The Fisherman and His Wife
From Grimm's Fairy Tales.
There was once a fisherman who caught a magical talking fish that promised to grant wishes if the fisherman let it go.
Now, the fisherman was a simple fellow with a contented mind and few desires. He didn't have any wishes and decided to let the fish go free.
When the fisherman returned to his dilapidated little hut and recounted the story to his wife, she was furious.
“Go back to the sea and find that fish,” she demanded, “and ask for a new house, now!”
The fisherman yielded. He found the fish and relayed his wife's request.
“It is done,” the fish said and instructed the fisherman to return home.
When he got home, he found his wife sitting on the porch in front of a magnificent new house. Her mood, however, had hardly improved.
“Old fool,” she called out to him, “you found the magic fish that grants wishes and this is all you asked for? Go back to it and ask it to make us kings.”
Again, the fisherman obeyed, though a bit reluctant. He found the fish again and relayed his wife's new request.
“It is done,” the fish said and disappeared beneath the surface of the water.
When the fisherman got home, he was stunned by the awesome palace in the place of his old hut. He greeted his wife, now a king, only to find that she wanted more.

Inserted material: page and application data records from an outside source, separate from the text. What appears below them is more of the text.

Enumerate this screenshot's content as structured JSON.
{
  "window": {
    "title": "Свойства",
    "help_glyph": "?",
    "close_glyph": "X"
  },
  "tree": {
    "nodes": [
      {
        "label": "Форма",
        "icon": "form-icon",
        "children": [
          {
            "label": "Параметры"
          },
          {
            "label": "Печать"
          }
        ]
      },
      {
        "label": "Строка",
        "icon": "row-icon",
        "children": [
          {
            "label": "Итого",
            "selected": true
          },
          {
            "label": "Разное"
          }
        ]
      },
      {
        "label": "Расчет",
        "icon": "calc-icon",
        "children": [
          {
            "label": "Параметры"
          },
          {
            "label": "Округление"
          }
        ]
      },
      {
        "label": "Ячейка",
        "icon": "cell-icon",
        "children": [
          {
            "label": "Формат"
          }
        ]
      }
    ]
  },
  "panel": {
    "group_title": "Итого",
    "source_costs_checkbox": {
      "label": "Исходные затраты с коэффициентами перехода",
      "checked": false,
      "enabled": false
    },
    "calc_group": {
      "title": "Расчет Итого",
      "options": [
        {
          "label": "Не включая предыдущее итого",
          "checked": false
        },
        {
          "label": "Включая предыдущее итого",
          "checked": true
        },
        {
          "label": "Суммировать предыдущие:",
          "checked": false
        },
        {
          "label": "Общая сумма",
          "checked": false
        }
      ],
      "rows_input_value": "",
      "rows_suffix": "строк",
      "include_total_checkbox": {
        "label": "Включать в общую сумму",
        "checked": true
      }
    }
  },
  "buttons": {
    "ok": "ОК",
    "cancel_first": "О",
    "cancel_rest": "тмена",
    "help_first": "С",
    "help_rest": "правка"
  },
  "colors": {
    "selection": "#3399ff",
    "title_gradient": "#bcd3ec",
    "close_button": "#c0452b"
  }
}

“There are many kings but there can only be one emperor,” she reasoned. “Go back to the magic fish and ask it to make me an emperor.”
Yet again, the fisherman had to look for the magic fish and, again, he reported his wife's wish.
It went on like this several more times. Each time, the fisherman would return home to a dissatisfied wife who wanted more. Soon, however, the fish was fed up.
“You will no longer receive anything,” it told the fisherman. “Go back to your little hut.”
The fisherman returned home for a final time. This time, he found his poor wife sitting miserably on the ground in front of the original dilapidated hut.
And there they live to this very day.
As the saying goes, “the grass is always greener on the other side.” It's what author William B. Irvine calls hedonic adaptation. We all experience this when we badly want something—be it money, cars, houses, careers or even companions—and how almost as soon as we acquire it we lose interest.
Instead of chasing after every next proverbial bone or rainbow, Stoics advise us to appreciate what we have. It's not that we shouldn't strive for better. It's just that we ought to be mindful of our goals while also committing to not take what we already have for granted.